**Exercise instructions:** Please report how many lines of the data include the word "SPOT", with the number as the entire reply.

Stored entries

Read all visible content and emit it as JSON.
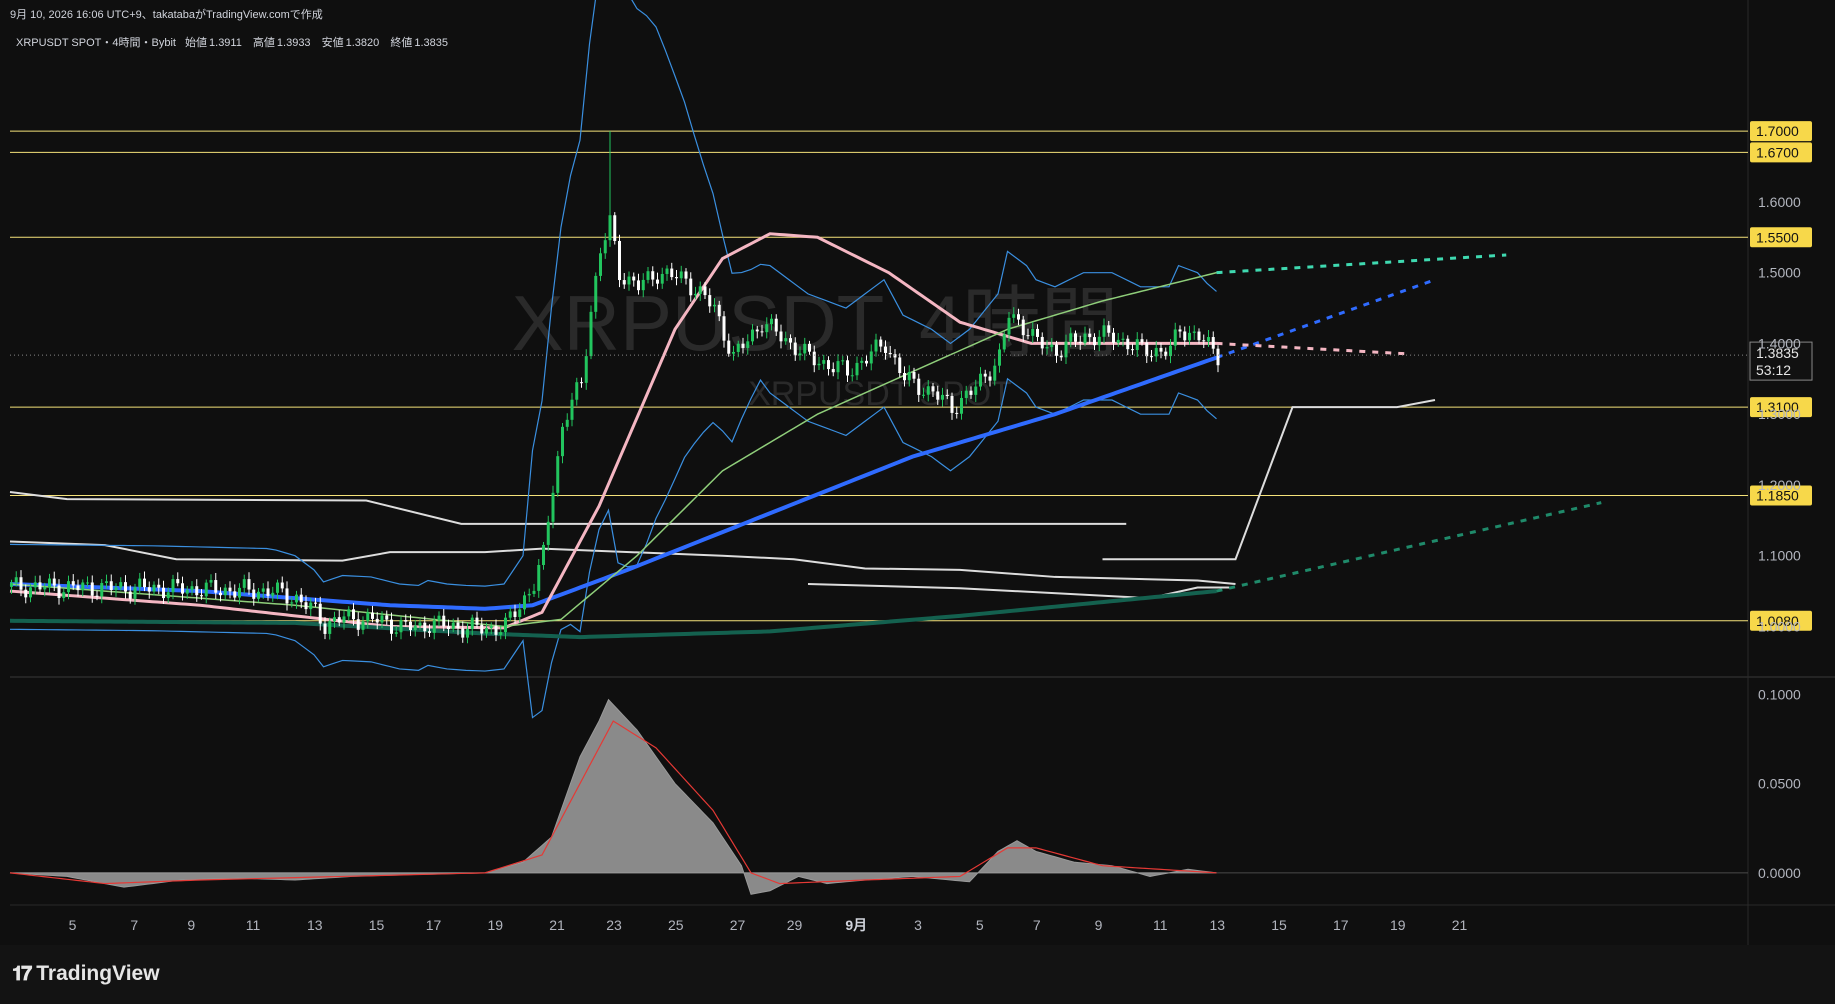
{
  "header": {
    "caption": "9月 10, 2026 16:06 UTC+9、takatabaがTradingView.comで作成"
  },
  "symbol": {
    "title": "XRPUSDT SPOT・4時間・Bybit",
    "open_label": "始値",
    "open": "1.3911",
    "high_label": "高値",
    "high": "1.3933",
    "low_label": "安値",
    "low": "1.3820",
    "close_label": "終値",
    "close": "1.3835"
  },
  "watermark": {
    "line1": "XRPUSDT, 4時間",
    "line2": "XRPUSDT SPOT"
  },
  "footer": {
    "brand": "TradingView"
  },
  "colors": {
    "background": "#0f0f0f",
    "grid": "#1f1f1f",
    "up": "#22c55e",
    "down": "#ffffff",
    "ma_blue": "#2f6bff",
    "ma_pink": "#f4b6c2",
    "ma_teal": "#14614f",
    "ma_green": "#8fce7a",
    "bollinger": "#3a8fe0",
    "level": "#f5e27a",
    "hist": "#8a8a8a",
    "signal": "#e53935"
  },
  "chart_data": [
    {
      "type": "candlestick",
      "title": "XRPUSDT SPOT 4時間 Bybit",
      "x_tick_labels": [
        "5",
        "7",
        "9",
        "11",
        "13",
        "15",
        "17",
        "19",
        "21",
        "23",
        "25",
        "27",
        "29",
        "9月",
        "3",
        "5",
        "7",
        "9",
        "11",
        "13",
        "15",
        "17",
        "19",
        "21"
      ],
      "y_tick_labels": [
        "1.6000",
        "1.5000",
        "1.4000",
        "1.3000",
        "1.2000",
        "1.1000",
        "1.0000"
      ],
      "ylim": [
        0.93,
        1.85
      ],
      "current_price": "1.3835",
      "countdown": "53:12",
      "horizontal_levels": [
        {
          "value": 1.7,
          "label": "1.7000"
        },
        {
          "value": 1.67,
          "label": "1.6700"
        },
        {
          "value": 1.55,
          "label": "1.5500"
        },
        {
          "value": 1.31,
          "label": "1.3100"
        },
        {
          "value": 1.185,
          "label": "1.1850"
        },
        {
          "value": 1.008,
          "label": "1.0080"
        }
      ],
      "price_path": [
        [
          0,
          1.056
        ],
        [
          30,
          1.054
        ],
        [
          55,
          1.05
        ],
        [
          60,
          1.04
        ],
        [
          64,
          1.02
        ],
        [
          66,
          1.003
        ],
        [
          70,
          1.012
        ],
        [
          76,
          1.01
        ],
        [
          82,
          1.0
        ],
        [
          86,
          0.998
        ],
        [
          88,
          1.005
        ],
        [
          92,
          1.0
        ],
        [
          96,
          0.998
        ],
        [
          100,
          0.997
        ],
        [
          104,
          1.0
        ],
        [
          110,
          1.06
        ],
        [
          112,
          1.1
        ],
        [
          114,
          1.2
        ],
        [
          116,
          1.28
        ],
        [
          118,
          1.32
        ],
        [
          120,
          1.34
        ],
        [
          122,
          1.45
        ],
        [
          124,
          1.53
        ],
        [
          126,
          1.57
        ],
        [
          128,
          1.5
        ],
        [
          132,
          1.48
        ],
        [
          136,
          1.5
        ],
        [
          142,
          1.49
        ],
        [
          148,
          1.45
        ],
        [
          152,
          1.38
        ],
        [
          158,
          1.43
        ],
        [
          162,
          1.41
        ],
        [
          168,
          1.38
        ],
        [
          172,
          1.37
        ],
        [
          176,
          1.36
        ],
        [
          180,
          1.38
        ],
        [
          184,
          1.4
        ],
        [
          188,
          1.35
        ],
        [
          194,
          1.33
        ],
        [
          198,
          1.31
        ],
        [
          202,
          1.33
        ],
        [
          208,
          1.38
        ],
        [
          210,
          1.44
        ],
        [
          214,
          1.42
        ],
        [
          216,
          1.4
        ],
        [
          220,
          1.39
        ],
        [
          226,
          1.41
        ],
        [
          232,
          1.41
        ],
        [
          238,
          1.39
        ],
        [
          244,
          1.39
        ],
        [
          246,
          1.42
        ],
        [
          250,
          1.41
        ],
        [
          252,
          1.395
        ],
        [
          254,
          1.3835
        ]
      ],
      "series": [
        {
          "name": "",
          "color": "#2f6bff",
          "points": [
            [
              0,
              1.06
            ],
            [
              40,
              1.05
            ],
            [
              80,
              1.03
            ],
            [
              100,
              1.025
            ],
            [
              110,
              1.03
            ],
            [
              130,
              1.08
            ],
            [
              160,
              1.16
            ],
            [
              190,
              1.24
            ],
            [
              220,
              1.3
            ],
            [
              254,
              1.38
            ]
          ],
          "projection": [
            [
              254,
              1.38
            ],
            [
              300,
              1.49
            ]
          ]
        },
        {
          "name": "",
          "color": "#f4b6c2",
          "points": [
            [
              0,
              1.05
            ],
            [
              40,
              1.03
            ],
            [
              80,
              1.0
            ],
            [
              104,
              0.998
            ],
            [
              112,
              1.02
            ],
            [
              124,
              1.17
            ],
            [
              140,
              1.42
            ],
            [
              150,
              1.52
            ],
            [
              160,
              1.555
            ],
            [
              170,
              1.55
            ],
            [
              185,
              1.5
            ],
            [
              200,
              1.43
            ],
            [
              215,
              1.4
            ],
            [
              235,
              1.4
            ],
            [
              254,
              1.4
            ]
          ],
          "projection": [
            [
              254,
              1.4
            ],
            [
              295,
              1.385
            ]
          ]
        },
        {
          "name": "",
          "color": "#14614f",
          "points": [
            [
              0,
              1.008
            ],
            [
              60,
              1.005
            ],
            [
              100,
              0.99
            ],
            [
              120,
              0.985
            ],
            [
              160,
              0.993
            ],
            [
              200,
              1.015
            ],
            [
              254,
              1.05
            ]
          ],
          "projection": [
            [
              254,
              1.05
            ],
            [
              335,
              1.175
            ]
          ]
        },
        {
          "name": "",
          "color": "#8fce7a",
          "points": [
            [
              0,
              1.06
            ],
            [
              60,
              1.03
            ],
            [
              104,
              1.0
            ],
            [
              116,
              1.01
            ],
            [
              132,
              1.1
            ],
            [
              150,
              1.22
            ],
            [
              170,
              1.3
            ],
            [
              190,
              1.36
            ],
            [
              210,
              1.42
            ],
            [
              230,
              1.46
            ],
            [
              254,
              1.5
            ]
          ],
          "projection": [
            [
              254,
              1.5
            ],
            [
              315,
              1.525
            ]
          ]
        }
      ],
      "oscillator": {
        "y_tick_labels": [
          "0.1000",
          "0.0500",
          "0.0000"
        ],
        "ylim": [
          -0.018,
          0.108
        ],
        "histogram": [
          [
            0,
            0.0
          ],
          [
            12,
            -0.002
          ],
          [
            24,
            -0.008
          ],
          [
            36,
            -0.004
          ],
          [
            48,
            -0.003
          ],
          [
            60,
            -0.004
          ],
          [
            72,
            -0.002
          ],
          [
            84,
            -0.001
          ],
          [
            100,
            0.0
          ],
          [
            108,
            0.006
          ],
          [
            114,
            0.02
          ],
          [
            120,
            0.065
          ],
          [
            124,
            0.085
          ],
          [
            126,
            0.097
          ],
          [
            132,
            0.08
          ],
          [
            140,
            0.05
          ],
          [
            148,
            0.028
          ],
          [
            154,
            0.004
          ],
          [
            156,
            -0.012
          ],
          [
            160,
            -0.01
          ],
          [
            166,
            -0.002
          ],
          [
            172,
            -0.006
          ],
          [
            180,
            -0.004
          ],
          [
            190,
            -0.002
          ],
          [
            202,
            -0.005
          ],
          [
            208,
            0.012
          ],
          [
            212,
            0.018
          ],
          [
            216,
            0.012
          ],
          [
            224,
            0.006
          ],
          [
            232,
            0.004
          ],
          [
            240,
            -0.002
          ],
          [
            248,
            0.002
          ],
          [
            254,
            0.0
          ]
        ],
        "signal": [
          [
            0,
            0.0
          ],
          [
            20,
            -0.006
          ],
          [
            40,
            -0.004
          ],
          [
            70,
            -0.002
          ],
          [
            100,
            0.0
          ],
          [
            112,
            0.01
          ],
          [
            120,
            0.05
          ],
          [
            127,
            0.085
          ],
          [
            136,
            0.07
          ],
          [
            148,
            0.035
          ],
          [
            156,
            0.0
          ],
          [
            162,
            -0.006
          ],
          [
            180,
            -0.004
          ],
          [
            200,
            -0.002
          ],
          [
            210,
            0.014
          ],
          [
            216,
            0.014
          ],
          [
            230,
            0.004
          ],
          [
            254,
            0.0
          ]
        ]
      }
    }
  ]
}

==

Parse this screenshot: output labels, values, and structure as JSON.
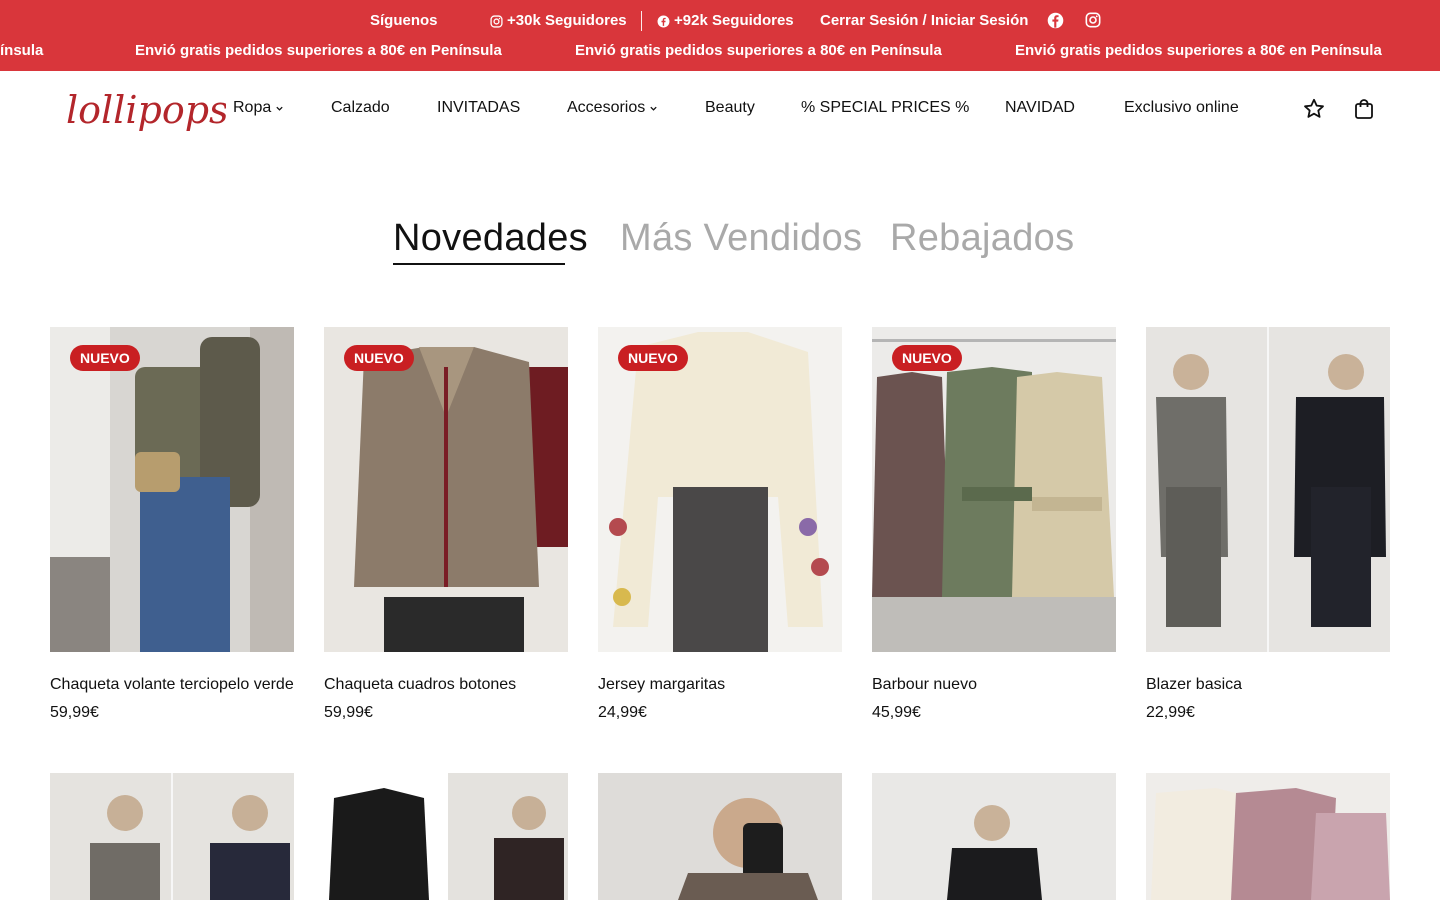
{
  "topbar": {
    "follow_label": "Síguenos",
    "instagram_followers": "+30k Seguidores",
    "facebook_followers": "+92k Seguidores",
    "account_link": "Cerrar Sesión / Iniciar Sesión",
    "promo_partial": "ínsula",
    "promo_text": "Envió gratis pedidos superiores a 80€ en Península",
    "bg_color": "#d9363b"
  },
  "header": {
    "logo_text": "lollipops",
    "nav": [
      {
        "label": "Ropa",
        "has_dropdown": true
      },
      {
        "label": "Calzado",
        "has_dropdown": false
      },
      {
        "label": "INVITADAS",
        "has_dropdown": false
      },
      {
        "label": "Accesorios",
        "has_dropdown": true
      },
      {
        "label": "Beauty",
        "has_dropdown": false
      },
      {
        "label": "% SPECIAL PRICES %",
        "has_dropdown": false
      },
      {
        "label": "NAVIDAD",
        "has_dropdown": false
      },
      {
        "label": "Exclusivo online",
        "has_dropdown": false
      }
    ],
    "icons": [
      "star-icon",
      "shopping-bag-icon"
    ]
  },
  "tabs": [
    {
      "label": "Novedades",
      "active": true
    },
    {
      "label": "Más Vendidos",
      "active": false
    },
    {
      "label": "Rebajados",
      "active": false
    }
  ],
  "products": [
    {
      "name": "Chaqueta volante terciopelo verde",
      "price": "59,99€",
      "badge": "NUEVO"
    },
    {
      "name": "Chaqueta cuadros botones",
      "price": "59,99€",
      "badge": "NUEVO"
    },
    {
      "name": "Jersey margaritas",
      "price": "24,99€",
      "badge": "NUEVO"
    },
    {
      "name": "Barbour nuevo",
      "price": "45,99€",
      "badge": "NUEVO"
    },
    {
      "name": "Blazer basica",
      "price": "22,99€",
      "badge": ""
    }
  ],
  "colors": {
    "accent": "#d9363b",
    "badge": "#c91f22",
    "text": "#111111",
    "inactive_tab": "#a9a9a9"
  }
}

**Expected answer:** 3